altFieldName String null If you are adding alt text directly to image assets in your Sanity Studio (e.g. via a plugin like sanity-plugin-media), this plugin can include that field in the Image and ImageWithPreview fragments and utilize it as the default/fallback alt attribute value when no alt prop is passed to the SanityImage component.
warnOnMissingAlt Boolean See note 👉 SanityImage will warn you if you do not set an alt prop/attribute. If you don’t want this behavior, you can disable this here. By default this is only enabled in development.
emptyAltFallback Boolean false When no alt prop is available, SanityImage can default to setting an empty string value. This can prevent accessibility audits from detecting images that should have an alt value, but enabling it allows you to only set alt text when it is needed.
defaultImageConfig Object See below. Additional params to pass to the Sanity image URL builder. These will be converted into function calls against @sanity/image-url. Here is the full list of methods available.
Less common directives ⬇️  It is unlikely you will need to use these. Proceed with caution.
fragmentName String "Image" If you prefer a different fragment name, such as MagicImage, enter it here. This needs to be unique amongst your GraphQL types. WithPreview will be appended for the second fragment (e.g. MagicImageWithPreview).
fragmentTypeName String "SanityImage" By default, image fields are typed as SanityImage, but there are cases where you might want to use a custom schema or where custom image types are not under the SanityImage type. In this case, you can alter the type that the fragment is defined on without redefining the fragments.
includeFragments Boolean true If you prefer to retreive data another way or if you want to define the fragment you use separately, you can opt-out of having fragments included entirely.

The default value for defaultImageConfig is as follows:

{
  quality: 75,   // use reasonable lossy compression level
  fit: "max",    // like `object-fit: contain`, but never scaling up
  auto: "format" // automatically select next-gen image formats on supporting browsers
}

More things to know

  • If you don’t specify width the uploaded image width is used.
  • You are encouraged to use the sizes attribute to steer browsers to select the most appropriate image from the srcSet based on the viewport width
  • You can target the low-quality image preview element via img[data-lqip] should you want to style it differently

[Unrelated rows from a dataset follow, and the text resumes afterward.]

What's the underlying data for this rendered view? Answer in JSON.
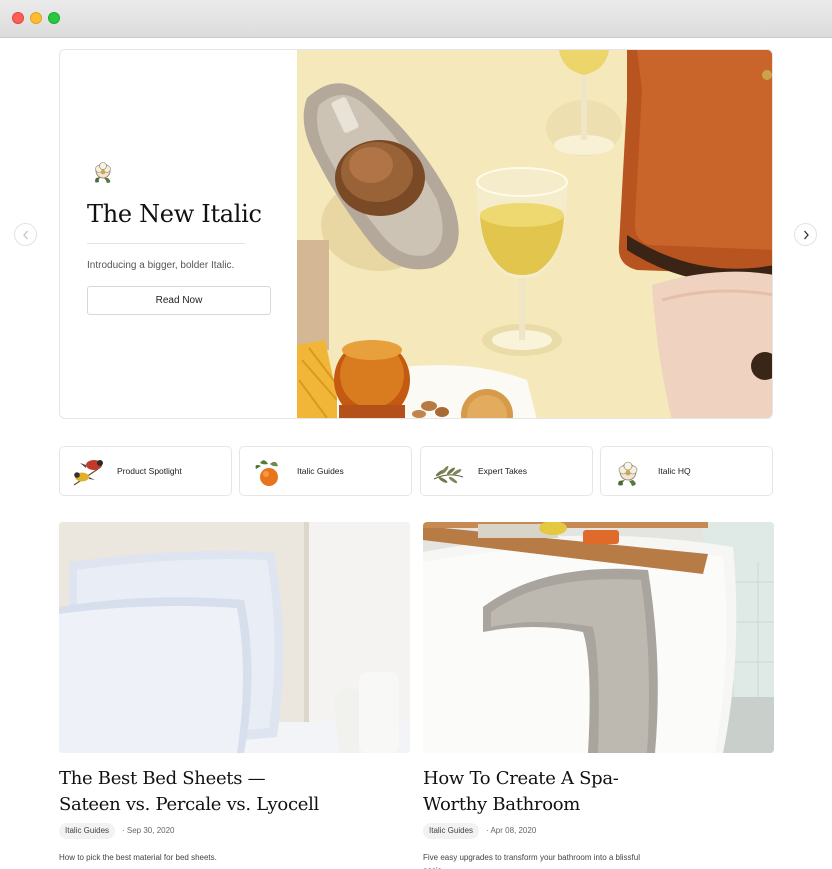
{
  "hero": {
    "title": "The New Italic",
    "subtitle": "Introducing a bigger, bolder Italic.",
    "button_label": "Read Now"
  },
  "carousel": {
    "prev_icon": "chevron-left-icon",
    "next_icon": "chevron-right-icon"
  },
  "categories": [
    {
      "label": "Product Spotlight",
      "icon": "birds-icon"
    },
    {
      "label": "Italic Guides",
      "icon": "orange-icon"
    },
    {
      "label": "Expert Takes",
      "icon": "olive-branch-icon"
    },
    {
      "label": "Italic HQ",
      "icon": "flower-icon"
    }
  ],
  "articles": [
    {
      "title_line1": "The Best Bed Sheets —",
      "title_line2": "Sateen vs. Percale vs. Lyocell",
      "tag": "Italic Guides",
      "date": "Sep 30, 2020",
      "description": "How to pick the best material for bed sheets."
    },
    {
      "title_line1": "How To Create A Spa-",
      "title_line2": "Worthy Bathroom",
      "tag": "Italic Guides",
      "date": "Apr 08, 2020",
      "description": "Five easy upgrades to transform your bathroom into a blissful oasis."
    }
  ],
  "colors": {
    "hero_bg": "#f3e6b4",
    "leather": "#b8541f",
    "accent_text": "#111111"
  }
}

License

Copyright ©2022 Corey Ward. Available under the MIT License.

© 2022 Gatsby, Inc.